By Rob Bernshteyn, CEO, Coupa Software
- With tighter financial conditions in 2019 and tense political logjams across the US, Europe, and Asia, we’ll see more economic and policy uncertainty, and as a result, less predictable revenue growth opportunities. However, this will provide a great incentive for companies to maintain profitability by looking inward and becoming more agile, modern, and efficient at managing their business spend to ensure every investment the company makes drives shareholder return.
- Following high-profile fraud cases in 2018, and the issues around compliant workers brought on by Brexit, UK firms are expected to take great strides this coming year to tackle the demons that lay within. This will be done by implementing technologies that will give them a comprehensive view into all their business spend to ensure compliance, financial security, and safeguarding against fraudulent accounting. Businesses are rushing to get their arms around spending, which will protect against internal factors currently, but also the uncertainty ahead.
- AI and machine learning will continue to drive valuable business insights. When applied to how companies manage their money, insights around where and when to spend, compliance, and risk management can be gleaned.
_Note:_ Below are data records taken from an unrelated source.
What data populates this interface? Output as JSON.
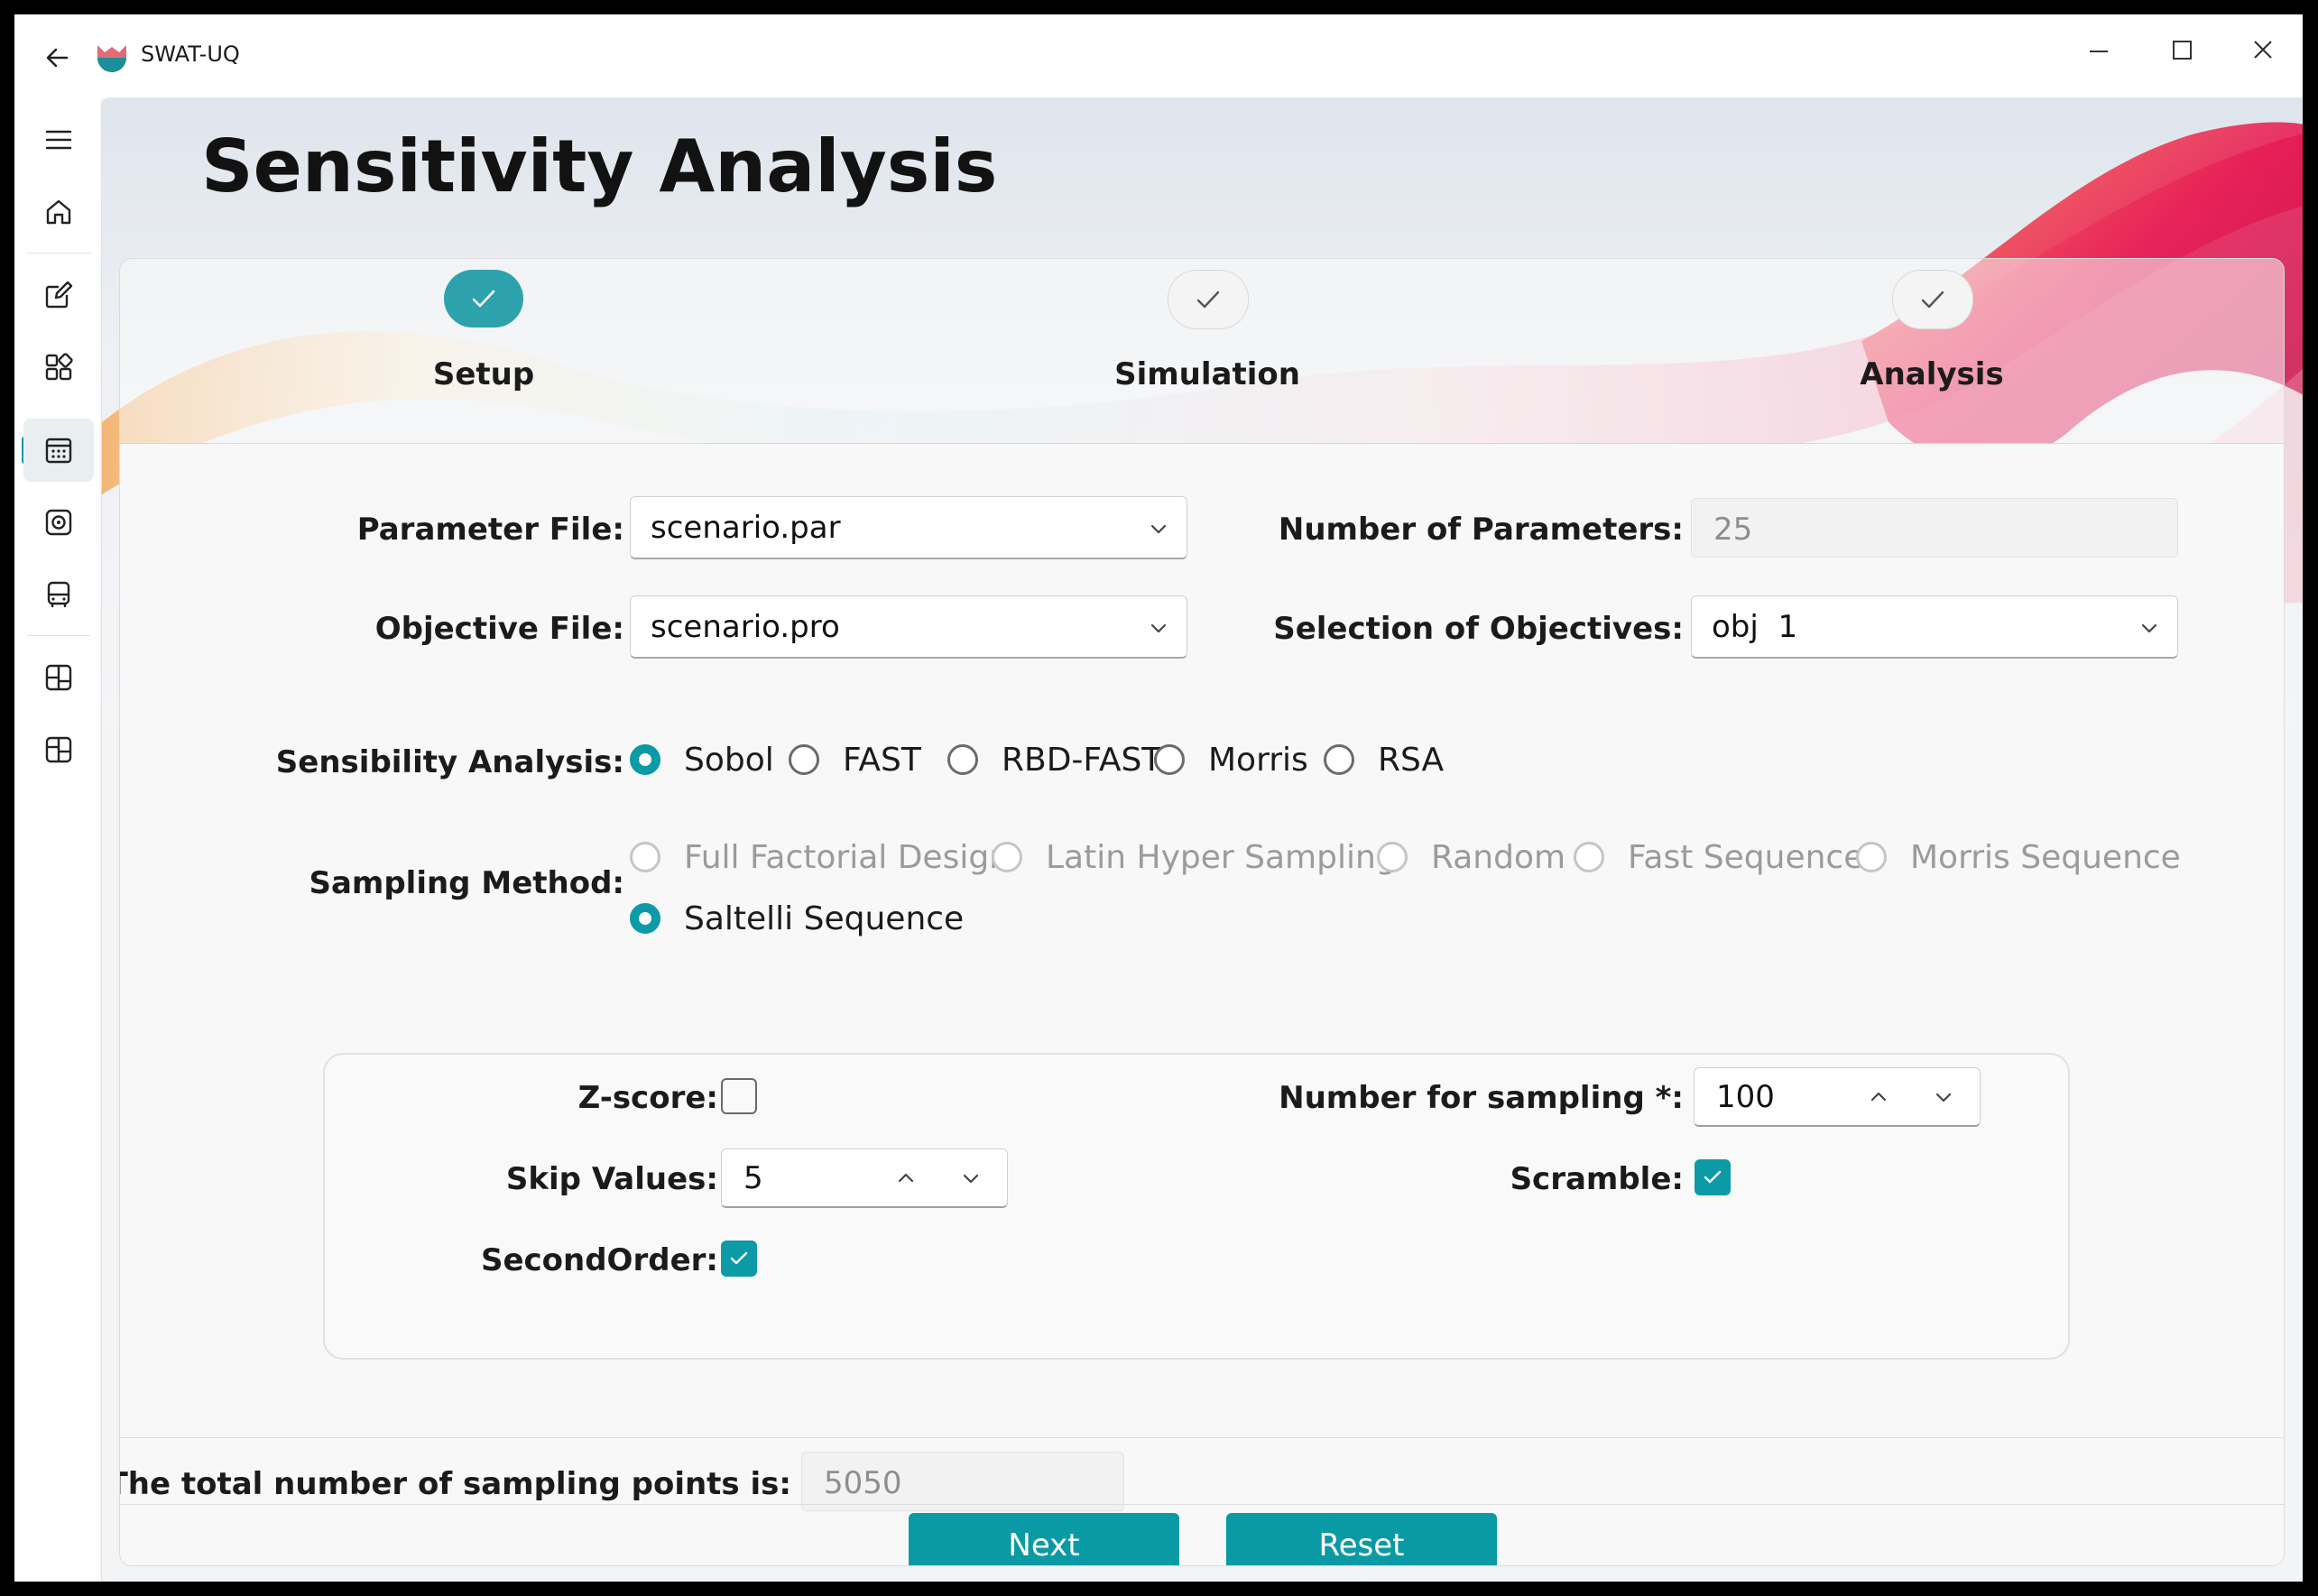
{
  "window": {
    "app_title": "SWAT-UQ",
    "accent_color": "#0b9aa6",
    "icons": {
      "back": "back-arrow-icon",
      "logo": "swat-uq-logo-icon",
      "minimize": "minimize-icon",
      "maximize": "maximize-icon",
      "close": "close-icon"
    }
  },
  "sidebar": {
    "items": [
      {
        "icon": "hamburger-menu-icon",
        "active": false
      },
      {
        "icon": "home-icon",
        "active": false
      },
      {
        "icon": "edit-icon",
        "active": false
      },
      {
        "icon": "apps-icon",
        "active": false
      },
      {
        "icon": "calendar-icon",
        "active": true
      },
      {
        "icon": "target-icon",
        "active": false
      },
      {
        "icon": "bus-icon",
        "active": false
      },
      {
        "icon": "grid-layout-icon",
        "active": false
      },
      {
        "icon": "grid-layout-alt-icon",
        "active": false
      }
    ]
  },
  "page": {
    "title": "Sensitivity Analysis"
  },
  "stepper": {
    "steps": [
      {
        "label": "Setup",
        "state": "current"
      },
      {
        "label": "Simulation",
        "state": "pending"
      },
      {
        "label": "Analysis",
        "state": "pending"
      }
    ]
  },
  "form": {
    "parameter_file": {
      "label": "Parameter File:",
      "value": "scenario.par"
    },
    "objective_file": {
      "label": "Objective File:",
      "value": "scenario.pro"
    },
    "number_of_parameters": {
      "label": "Number of Parameters:",
      "value": "25"
    },
    "selection_of_objectives": {
      "label": "Selection of Objectives:",
      "value": "obj  1"
    },
    "sensibility_analysis": {
      "label": "Sensibility Analysis:",
      "options": [
        "Sobol",
        "FAST",
        "RBD-FAST",
        "Morris",
        "RSA"
      ],
      "selected": "Sobol"
    },
    "sampling_method": {
      "label": "Sampling Method:",
      "options": [
        "Full Factorial Design",
        "Latin Hyper Sampling",
        "Random",
        "Fast Sequence",
        "Morris Sequence",
        "Saltelli Sequence"
      ],
      "selected": "Saltelli Sequence"
    },
    "z_score": {
      "label": "Z-score:",
      "checked": false
    },
    "skip_values": {
      "label": "Skip Values:",
      "value": "5"
    },
    "second_order": {
      "label": "SecondOrder:",
      "checked": true
    },
    "number_for_sampling": {
      "label": "Number for sampling *:",
      "value": "100"
    },
    "scramble": {
      "label": "Scramble:",
      "checked": true
    },
    "total_points": {
      "label": "The total number of sampling points is:",
      "value": "5050"
    }
  },
  "actions": {
    "next_label": "Next",
    "reset_label": "Reset"
  }
}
When considering what technology investments to make in 2019, it will be important for businesses to understand how the convergence of AI, machine learning, and big data is creating powerful ‘community intelligence.’ We will have new opportunities to ascertain value from data in ways we weren’t able to before and AI will have an immense impact on how companies manage their bottom line.
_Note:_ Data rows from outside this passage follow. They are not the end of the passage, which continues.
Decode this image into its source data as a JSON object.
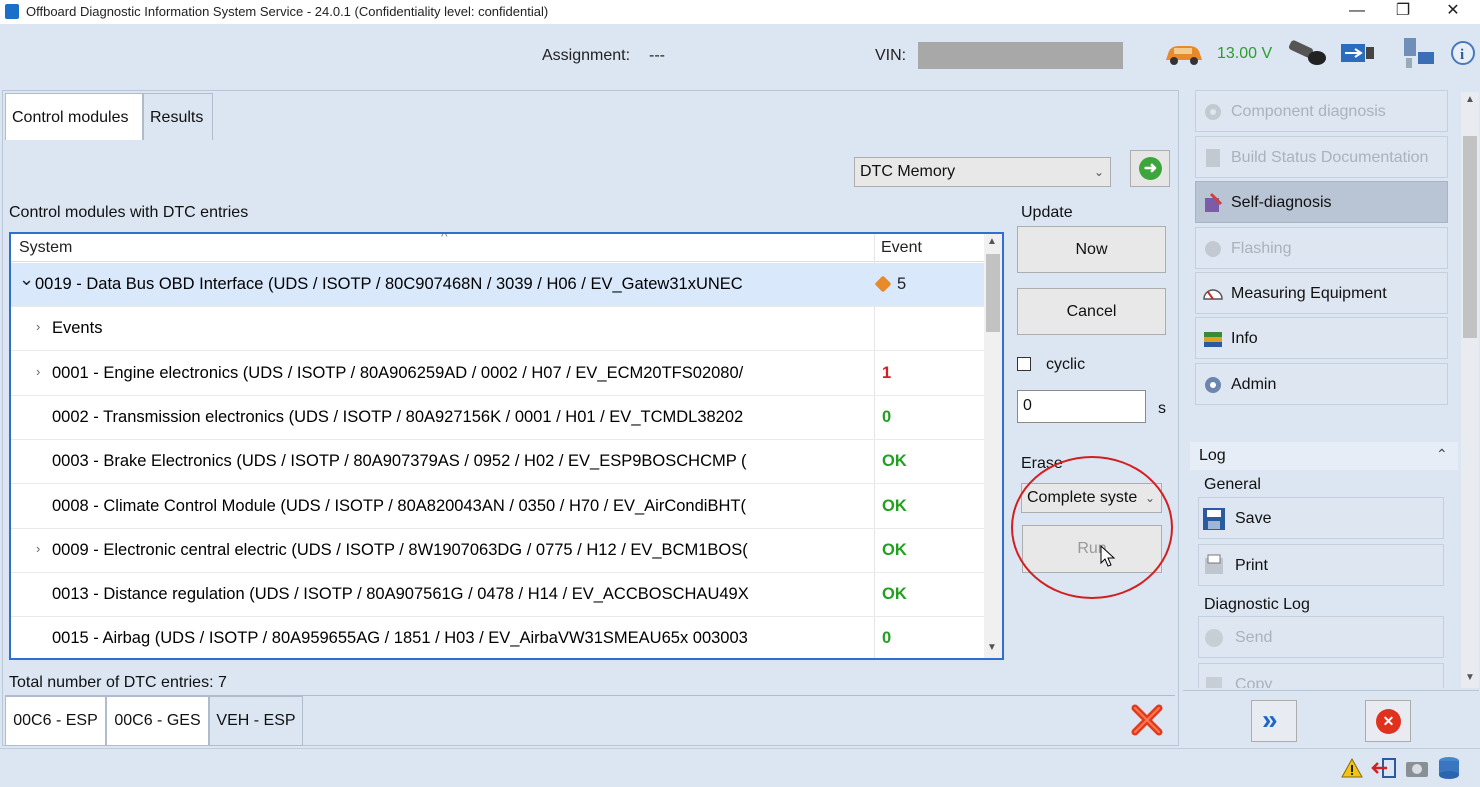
{
  "window": {
    "title": "Offboard Diagnostic Information System Service - 24.0.1 (Confidentiality level: confidential)",
    "minimize_glyph": "—",
    "maximize_glyph": "❐",
    "close_glyph": "✕"
  },
  "header": {
    "assignment_label": "Assignment:",
    "assignment_value": "---",
    "vin_label": "VIN:",
    "voltage": "13.00 V"
  },
  "tabs": [
    {
      "label": "Control modules",
      "active": true
    },
    {
      "label": "Results",
      "active": false
    }
  ],
  "controls": {
    "mode_select_value": "DTC Memory",
    "go_glyph": "➜",
    "section_label": "Control modules with DTC entries",
    "update_label": "Update",
    "now_button": "Now",
    "cancel_button": "Cancel",
    "cyclic_label": "cyclic",
    "interval_value": "0",
    "interval_unit": "s",
    "erase_label": "Erase",
    "erase_select_value": "Complete syste",
    "run_button": "Run"
  },
  "table": {
    "columns": [
      "System",
      "Event"
    ],
    "sort_indicator": "^",
    "rows": [
      {
        "expander": "⌄",
        "system": "0019 - Data Bus OBD Interface  (UDS / ISOTP / 80C907468N / 3039 / H06 / EV_Gatew31xUNEC",
        "event": "5",
        "event_color": "dark",
        "selected": true,
        "indent": 0
      },
      {
        "expander": "›",
        "system": "Events",
        "event": "",
        "event_color": "dark",
        "selected": false,
        "indent": 1
      },
      {
        "expander": "›",
        "system": "0001 - Engine electronics  (UDS / ISOTP / 80A906259AD / 0002 / H07 / EV_ECM20TFS02080/",
        "event": "1",
        "event_color": "red",
        "selected": false,
        "indent": 1
      },
      {
        "expander": "",
        "system": "0002 - Transmission electronics  (UDS / ISOTP / 80A927156K / 0001 / H01 / EV_TCMDL38202",
        "event": "0",
        "event_color": "green",
        "selected": false,
        "indent": 1
      },
      {
        "expander": "",
        "system": "0003 - Brake Electronics  (UDS / ISOTP / 80A907379AS / 0952 / H02 / EV_ESP9BOSCHCMP (",
        "event": "OK",
        "event_color": "green",
        "selected": false,
        "indent": 1
      },
      {
        "expander": "",
        "system": "0008 - Climate Control Module  (UDS / ISOTP / 80A820043AN / 0350 / H70 / EV_AirCondiBHT(",
        "event": "OK",
        "event_color": "green",
        "selected": false,
        "indent": 1
      },
      {
        "expander": "›",
        "system": "0009 - Electronic central electric  (UDS / ISOTP / 8W1907063DG / 0775 / H12 / EV_BCM1BOS(",
        "event": "OK",
        "event_color": "green",
        "selected": false,
        "indent": 1
      },
      {
        "expander": "",
        "system": "0013 - Distance regulation  (UDS / ISOTP / 80A907561G / 0478 / H14 / EV_ACCBOSCHAU49X",
        "event": "OK",
        "event_color": "green",
        "selected": false,
        "indent": 1
      },
      {
        "expander": "",
        "system": "0015 - Airbag  (UDS / ISOTP / 80A959655AG / 1851 / H03 / EV_AirbaVW31SMEAU65x 003003",
        "event": "0",
        "event_color": "green",
        "selected": false,
        "indent": 1
      }
    ]
  },
  "total_label": "Total number of DTC entries: 7",
  "bottom_tabs": [
    "00C6 - ESP",
    "00C6 - GES",
    "VEH - ESP"
  ],
  "nav": [
    {
      "label": "Component diagnosis",
      "state": "disabled",
      "icon": "gear-icon"
    },
    {
      "label": "Build Status Documentation",
      "state": "disabled",
      "icon": "document-icon"
    },
    {
      "label": "Self-diagnosis",
      "state": "active",
      "icon": "diagnosis-icon"
    },
    {
      "label": "Flashing",
      "state": "disabled",
      "icon": "flash-icon"
    },
    {
      "label": "Measuring Equipment",
      "state": "normal",
      "icon": "gauge-icon"
    },
    {
      "label": "Info",
      "state": "normal",
      "icon": "books-icon"
    },
    {
      "label": "Admin",
      "state": "normal",
      "icon": "admin-gear-icon"
    }
  ],
  "log": {
    "title": "Log",
    "collapse_glyph": "⌃",
    "general_label": "General",
    "save_button": "Save",
    "print_button": "Print",
    "diag_label": "Diagnostic Log",
    "send_button": "Send",
    "copy_button": "Copy"
  },
  "bottom_actions": {
    "forward_glyph": "»",
    "close_glyph": "✕"
  },
  "colors": {
    "accent_blue": "#2f6fd0",
    "ok_green": "#22a022",
    "error_red": "#d42020",
    "annotation_red": "#d02020"
  }
}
- Because of changing domestic policies and international trade agreements in 2019, companies who’ve globalised and become truly multinational will be at greater risk for being out of compliance when it comes to sourcing, procurement, and payments. It’s easy to forget things like FCPA penalties, new trade restrictions, or examining the cost of compliance when you’re trying to make smarter spending decisions next year. Without proper visibility into what you’re spending, compliance will always be a significant risk. Achieving true financial compliance requires centralised control with decentralised execution to yield informed purchasing efficiency, while providing financial oversight and auditability.
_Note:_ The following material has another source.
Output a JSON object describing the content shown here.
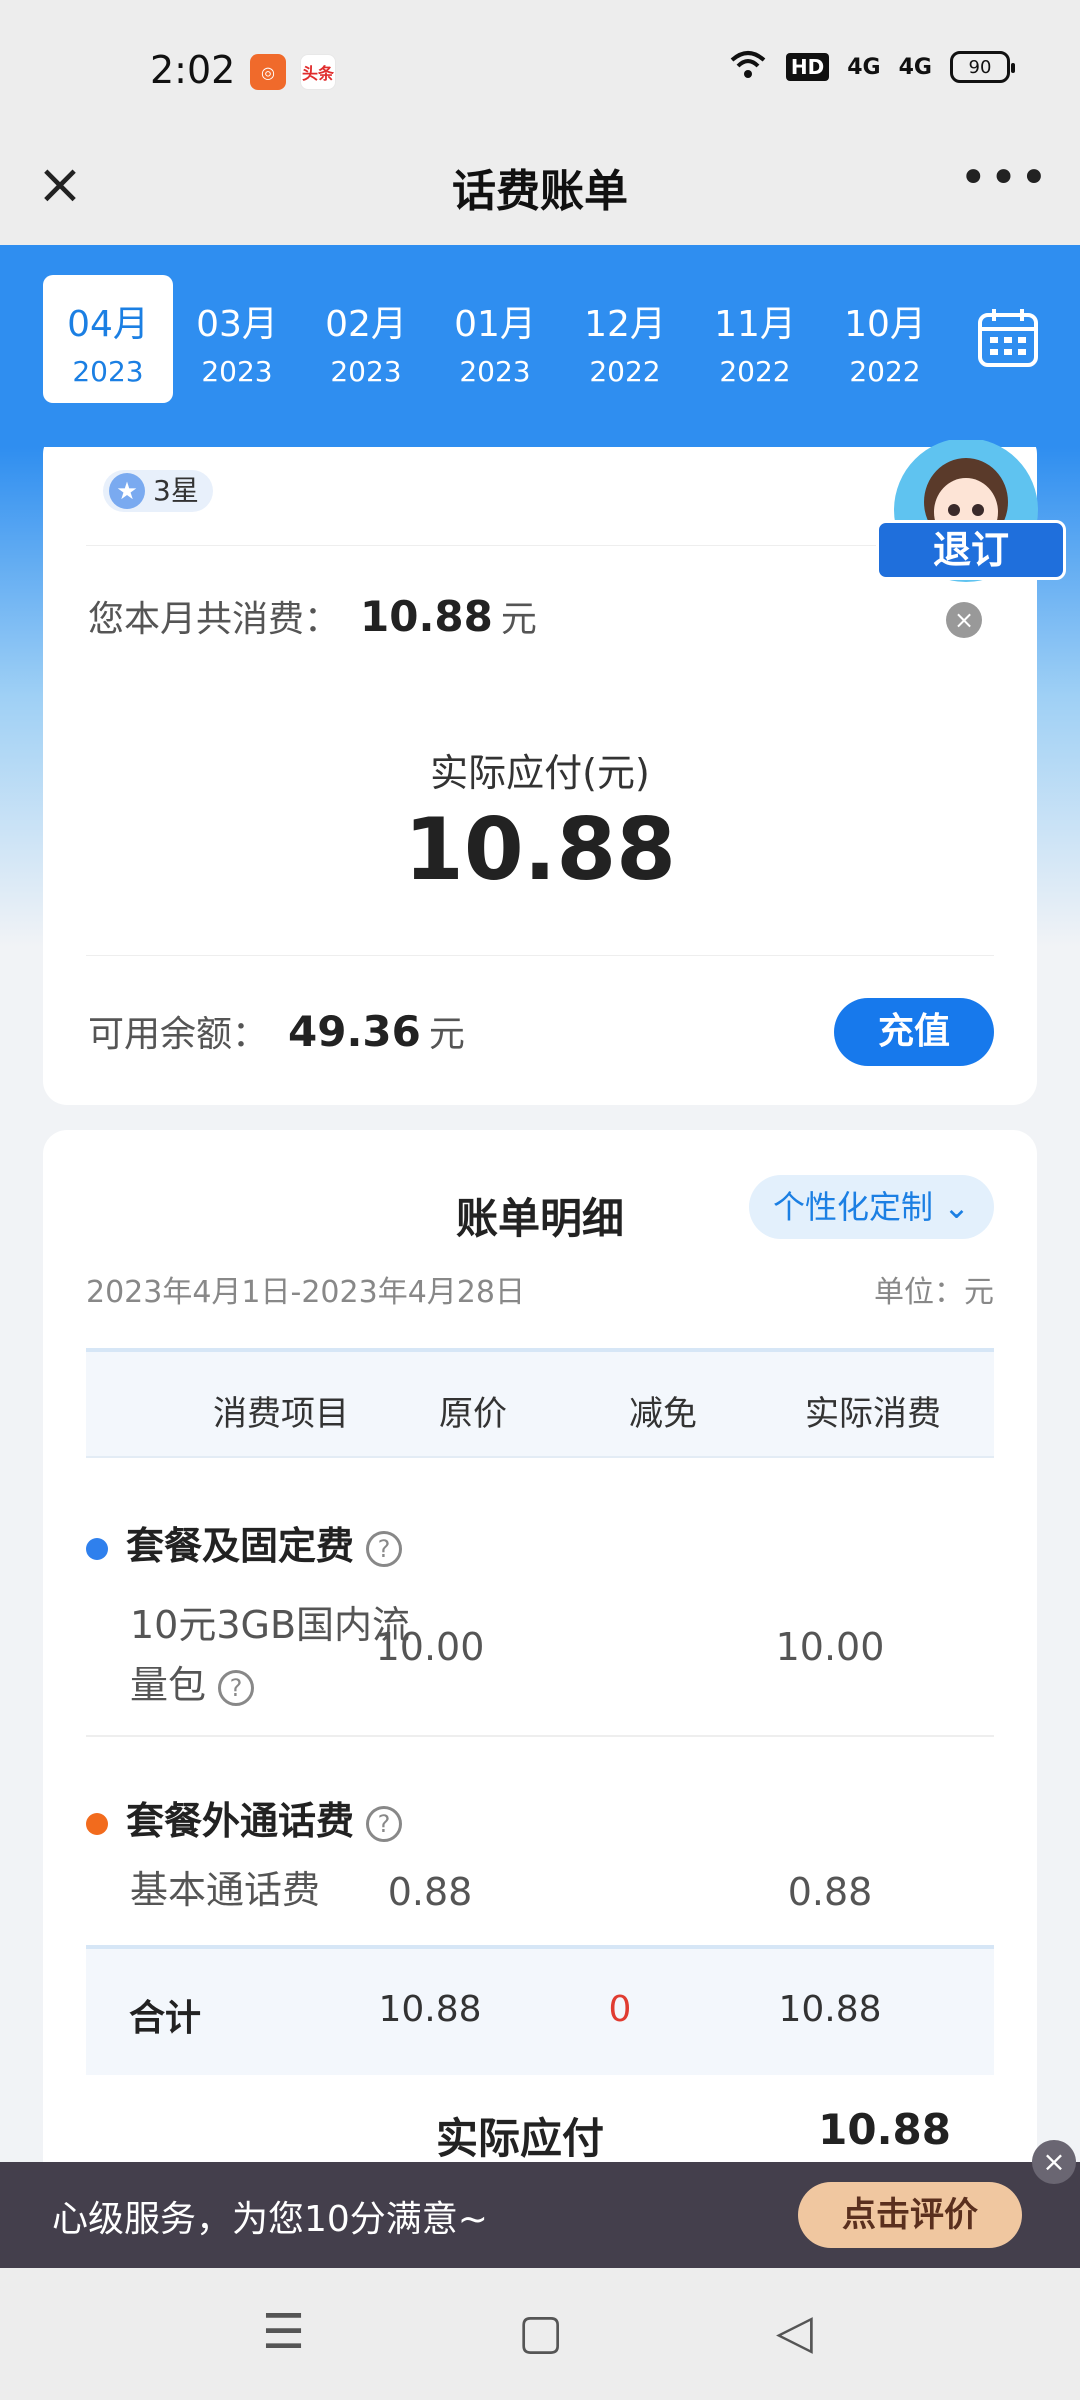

- Payment terms to suppliers around the world have been getting longer in the past decade since the financial crisis, and as we inch closer to a bear market, we’ll see payment times to suppliers get even longer. This will create even more risk if businesses don’t address payment issues, making them simpler, more flexible, and exploring options like supply chain finance as part of an overall business spend management strategy. The quarter-point hike to the committee’s benchmark rate target is even more reason for businesses to understand why frugality and seeking ways to spend smarter will need to be an essential part of any company’s culture.
- As policies around salary increases, paid leave, and worktime flexibility are debated, businesses will be evaluating how they hire, staff, and pay their employees in a much more dynamic and strategic way. Contingent workforces and the gig economy will play an even greater role in these strategic hiring and compensation decisions. Businesses will need to develop better plans for how they can most effectively onboard contingent workers and how they will impact the bottom line.
- From the Trump administration’s policies on immigration, to Brexit’s labour consequences, to arguments in Asia over the wages and rights of migrant workers, we’ll see more companies banding together and taking the lead on such issues, with cohesive platforms on immigration reform. This, in turn, will put more pressure on governments to pass major immigration legislation and embrace policies that consider the inherent value immigrants bring to businesses and society at large.